The bad news: customer service call centers at financial institutions are largely unprotected, said Shirley Inscoe, a fraud expert with Boston-based Aite Group.
The worse news: as big banks toughen their defenses against call center fraud, criminals are shifting their focus to smaller institutions – that means you – and they are finding the pickings are easy and sweet, said Inscoe.
Behind the scenes, many financial institutions have been scrambling to beef up their computer defenses as global hackers have mounted relentless campaigns against U.S.-based institutions – but those same institutions may have taken their eyes off their old-fashioned call centers.
Criminals have not forgotten them and, increasingly, they look like the weakest link. “Fraudsters are shifting attacks into call centers,” said Mark Lazar, CEO of Victrio, a call center security company in Menlo Park, Calif.
“We are seeing many more attacks on call centers by highly organized criminal gangs,” said Inscoe.
These criminals are good at their work. They are polished, persistent, smart. If they hit a suspicious call center worker, they hang up and redial. Often a crook will call many times, netting one piece of information on this call, another on that call, until, eventually, they have pieced together all the information they need to empty the target account.
In many cases, the institution won’t even know it is suffering call center-spawned crime, said Inscoe. Executives will bemoan what they say is a rash of computer crimes – where criminals logged into customer accounts using the customers’ credentials – but they do not understand it was their own call centers that provided the criminals with the information they needed to log in, said Inscoe.
Don’t blame the call center workers. They are in a classic double bind. They are told to be helpful – but how are they supposed to mesh that invocation to helpfulness with the reality that wily criminals who are good at what is called social engineering are adept at exploiting that helpfulness for criminal gain?
“Most call centers,” added Inscoe, “aren’t very well defended.”

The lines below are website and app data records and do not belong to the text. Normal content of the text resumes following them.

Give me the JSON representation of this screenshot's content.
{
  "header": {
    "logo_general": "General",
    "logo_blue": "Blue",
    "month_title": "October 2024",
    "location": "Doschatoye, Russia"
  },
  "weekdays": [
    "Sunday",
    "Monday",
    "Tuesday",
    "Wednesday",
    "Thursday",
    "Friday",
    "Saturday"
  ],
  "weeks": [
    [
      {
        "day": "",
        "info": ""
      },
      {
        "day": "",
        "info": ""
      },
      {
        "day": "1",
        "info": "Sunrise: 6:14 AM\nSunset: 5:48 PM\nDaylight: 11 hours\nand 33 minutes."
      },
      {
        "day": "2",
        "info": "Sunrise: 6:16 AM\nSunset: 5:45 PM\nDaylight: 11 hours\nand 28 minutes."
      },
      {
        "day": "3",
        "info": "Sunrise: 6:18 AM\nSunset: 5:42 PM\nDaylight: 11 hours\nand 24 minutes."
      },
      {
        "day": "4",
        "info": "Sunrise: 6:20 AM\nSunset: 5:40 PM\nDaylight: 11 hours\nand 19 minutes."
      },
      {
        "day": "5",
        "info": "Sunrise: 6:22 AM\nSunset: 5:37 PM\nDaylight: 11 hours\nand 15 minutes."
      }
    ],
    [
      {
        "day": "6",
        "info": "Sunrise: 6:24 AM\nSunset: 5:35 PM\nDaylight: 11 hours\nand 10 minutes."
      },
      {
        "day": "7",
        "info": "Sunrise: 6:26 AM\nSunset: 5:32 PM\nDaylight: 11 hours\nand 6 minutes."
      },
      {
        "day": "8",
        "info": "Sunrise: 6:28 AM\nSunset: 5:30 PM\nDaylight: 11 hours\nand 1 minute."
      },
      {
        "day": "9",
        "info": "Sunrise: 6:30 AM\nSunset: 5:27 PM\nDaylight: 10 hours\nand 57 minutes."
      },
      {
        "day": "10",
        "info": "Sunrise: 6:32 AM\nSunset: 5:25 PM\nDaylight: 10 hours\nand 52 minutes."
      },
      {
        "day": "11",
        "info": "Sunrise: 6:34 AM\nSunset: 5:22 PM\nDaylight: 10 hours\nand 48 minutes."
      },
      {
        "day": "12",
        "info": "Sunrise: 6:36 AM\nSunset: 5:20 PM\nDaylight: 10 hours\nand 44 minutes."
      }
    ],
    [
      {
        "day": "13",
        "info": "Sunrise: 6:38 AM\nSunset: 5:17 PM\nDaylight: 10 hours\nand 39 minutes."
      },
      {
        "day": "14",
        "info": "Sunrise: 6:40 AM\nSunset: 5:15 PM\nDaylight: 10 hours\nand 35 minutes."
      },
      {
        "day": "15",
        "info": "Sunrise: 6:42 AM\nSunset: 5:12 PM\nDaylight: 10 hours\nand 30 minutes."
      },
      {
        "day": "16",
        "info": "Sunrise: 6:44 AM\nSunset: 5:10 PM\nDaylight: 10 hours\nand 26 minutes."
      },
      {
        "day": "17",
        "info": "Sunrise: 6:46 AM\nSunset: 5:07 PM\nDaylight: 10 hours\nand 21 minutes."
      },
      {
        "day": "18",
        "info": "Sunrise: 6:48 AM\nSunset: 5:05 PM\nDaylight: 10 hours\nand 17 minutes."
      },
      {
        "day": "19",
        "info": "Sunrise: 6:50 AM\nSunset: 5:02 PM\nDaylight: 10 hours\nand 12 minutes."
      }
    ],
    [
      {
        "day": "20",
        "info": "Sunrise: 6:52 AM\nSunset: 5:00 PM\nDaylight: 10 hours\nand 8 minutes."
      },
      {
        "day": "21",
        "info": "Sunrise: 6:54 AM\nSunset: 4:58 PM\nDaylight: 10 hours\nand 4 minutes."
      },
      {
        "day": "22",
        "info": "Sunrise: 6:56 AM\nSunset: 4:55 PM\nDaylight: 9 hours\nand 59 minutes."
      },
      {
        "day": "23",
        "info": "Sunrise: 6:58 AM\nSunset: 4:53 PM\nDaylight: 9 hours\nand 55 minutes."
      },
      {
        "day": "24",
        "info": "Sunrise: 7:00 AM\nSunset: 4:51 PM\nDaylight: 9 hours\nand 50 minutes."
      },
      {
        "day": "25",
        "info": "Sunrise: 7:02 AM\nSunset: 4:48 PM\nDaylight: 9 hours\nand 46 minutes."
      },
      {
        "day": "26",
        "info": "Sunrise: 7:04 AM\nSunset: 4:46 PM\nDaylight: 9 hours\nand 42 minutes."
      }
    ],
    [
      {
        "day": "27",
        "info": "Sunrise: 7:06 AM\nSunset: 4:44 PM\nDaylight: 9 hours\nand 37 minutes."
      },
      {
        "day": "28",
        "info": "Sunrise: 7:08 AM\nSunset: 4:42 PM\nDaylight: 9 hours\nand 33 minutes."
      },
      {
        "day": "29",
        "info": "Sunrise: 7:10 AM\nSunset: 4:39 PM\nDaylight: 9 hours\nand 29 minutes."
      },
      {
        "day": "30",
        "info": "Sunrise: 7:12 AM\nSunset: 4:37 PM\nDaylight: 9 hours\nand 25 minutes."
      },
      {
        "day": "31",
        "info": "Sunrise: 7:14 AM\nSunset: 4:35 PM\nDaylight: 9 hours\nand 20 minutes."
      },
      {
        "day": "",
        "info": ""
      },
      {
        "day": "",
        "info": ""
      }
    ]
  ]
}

But, she noted, some are. Some of the very biggest banks have been deploying slick anti-fraud technology. Victrio, for instance, has a database of known fraudster voiceprints. Say a caller is on the line asking for a replacement debit card to be sent out and, oh, he is traveling so would you send it to a hotel in downtown Phoenix?
With a smart system – one that takes a lot of decision-making out of employees’ hands – that high-risk event would justify running this caller’s voice against the database, a search that happens in real time, said Lazar.
The database, he explained, is compiled from known fraud cases and there also is technology in the system designed to thwart criminal attempts to disguise a voice.
If the system finds a match in the database, it turns the case over to the financial institution’s fraud team – no need for the customer contact agent to get involved. “This process is automated,” said Lazar.
Sound good? Inscoe said that tools like that – she endorsed no particular company’s solution in a call with Credit Union Times – are now starting to show up at big banks and, yes, that may be bad news for you because criminals will flee the better-defended institutions in search of easier pickings.
What a smaller institution can do, said Dan Draz, a Naperville, Ill., fraud expert, is train employees and train them some more. “Raise their awareness about attacks,” said Draz.
Draz added: “A red flags policy is critical and all employees should be trained as to what constitutes a red flag for further follow up.”
Every institution will have its own policies but cases in point of red flags that warrant extra caution might be address changes, replacement debit cards requested for new addresses, and just about all password resets.
Nobody is saying don’t be helpful to the member – just proceed with caution knowing that certain requests are often associated with criminal intent.
The other thing to remember: amid all the focus on high tech, “the phone remains one of the biggest tools of criminals,” said Draz. And employees need never to forget that.